╔══
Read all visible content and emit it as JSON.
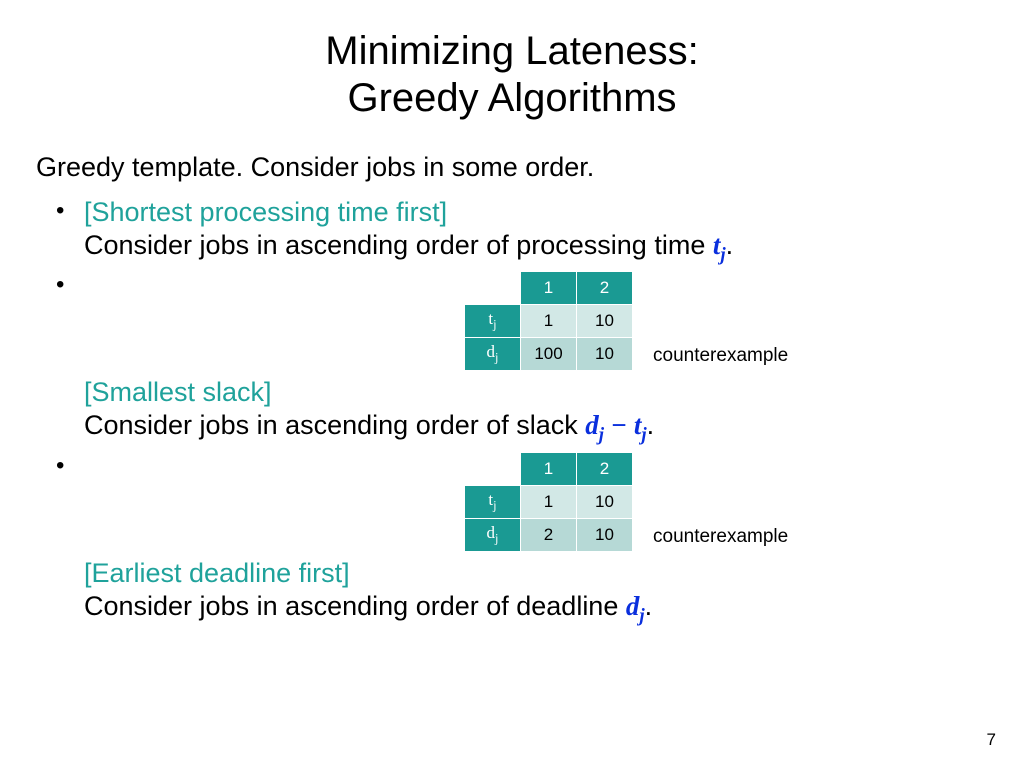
{
  "title_line1": "Minimizing Lateness:",
  "title_line2": "Greedy Algorithms",
  "intro": "Greedy template.  Consider jobs in some order.",
  "items": [
    {
      "heading": "[Shortest processing time first]",
      "desc_prefix": "Consider jobs in ascending order of processing time ",
      "var_base": "t",
      "var_sub": "j",
      "desc_suffix": "."
    },
    {
      "heading": "[Smallest slack]",
      "desc_prefix": "Consider jobs in ascending order of slack ",
      "var_expr_a_base": "d",
      "var_expr_a_sub": "j",
      "minus": " − ",
      "var_expr_b_base": "t",
      "var_expr_b_sub": "j",
      "desc_suffix": "."
    },
    {
      "heading": "[Earliest deadline first]",
      "desc_prefix": "Consider jobs in ascending order of deadline ",
      "var_base": "d",
      "var_sub": "j",
      "desc_suffix": "."
    }
  ],
  "tables": {
    "row_t_base": "t",
    "row_t_sub": "j",
    "row_d_base": "d",
    "row_d_sub": "j",
    "col1": "1",
    "col2": "2",
    "t1": {
      "t": [
        "1",
        "10"
      ],
      "d": [
        "100",
        "10"
      ]
    },
    "t2": {
      "t": [
        "1",
        "10"
      ],
      "d": [
        "2",
        "10"
      ]
    },
    "label": "counterexample"
  },
  "page_number": "7",
  "chart_data": [
    {
      "type": "table",
      "title": "counterexample (shortest processing time first)",
      "columns": [
        "",
        "1",
        "2"
      ],
      "rows": [
        {
          "label": "t_j",
          "values": [
            1,
            10
          ]
        },
        {
          "label": "d_j",
          "values": [
            100,
            10
          ]
        }
      ]
    },
    {
      "type": "table",
      "title": "counterexample (smallest slack)",
      "columns": [
        "",
        "1",
        "2"
      ],
      "rows": [
        {
          "label": "t_j",
          "values": [
            1,
            10
          ]
        },
        {
          "label": "d_j",
          "values": [
            2,
            10
          ]
        }
      ]
    }
  ]
}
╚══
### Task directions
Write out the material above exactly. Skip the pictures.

### Exercise solution
Read all visible content and emit it as JSON.
{
  "title_line1": "Minimizing Lateness:",
  "title_line2": "Greedy Algorithms",
  "intro": "Greedy template.  Consider jobs in some order.",
  "items": [
    {
      "heading": "[Shortest processing time first]",
      "desc_prefix": "Consider jobs in ascending order of processing time ",
      "var_base": "t",
      "var_sub": "j",
      "desc_suffix": "."
    },
    {
      "heading": "[Smallest slack]",
      "desc_prefix": "Consider jobs in ascending order of slack ",
      "var_expr_a_base": "d",
      "var_expr_a_sub": "j",
      "minus": " − ",
      "var_expr_b_base": "t",
      "var_expr_b_sub": "j",
      "desc_suffix": "."
    },
    {
      "heading": "[Earliest deadline first]",
      "desc_prefix": "Consider jobs in ascending order of deadline ",
      "var_base": "d",
      "var_sub": "j",
      "desc_suffix": "."
    }
  ],
  "tables": {
    "row_t_base": "t",
    "row_t_sub": "j",
    "row_d_base": "d",
    "row_d_sub": "j",
    "col1": "1",
    "col2": "2",
    "t1": {
      "t": [
        "1",
        "10"
      ],
      "d": [
        "100",
        "10"
      ]
    },
    "t2": {
      "t": [
        "1",
        "10"
      ],
      "d": [
        "2",
        "10"
      ]
    },
    "label": "counterexample"
  },
  "page_number": "7",
  "chart_data": [
    {
      "type": "table",
      "title": "counterexample (shortest processing time first)",
      "columns": [
        "",
        "1",
        "2"
      ],
      "rows": [
        {
          "label": "t_j",
          "values": [
            1,
            10
          ]
        },
        {
          "label": "d_j",
          "values": [
            100,
            10
          ]
        }
      ]
    },
    {
      "type": "table",
      "title": "counterexample (smallest slack)",
      "columns": [
        "",
        "1",
        "2"
      ],
      "rows": [
        {
          "label": "t_j",
          "values": [
            1,
            10
          ]
        },
        {
          "label": "d_j",
          "values": [
            2,
            10
          ]
        }
      ]
    }
  ]
}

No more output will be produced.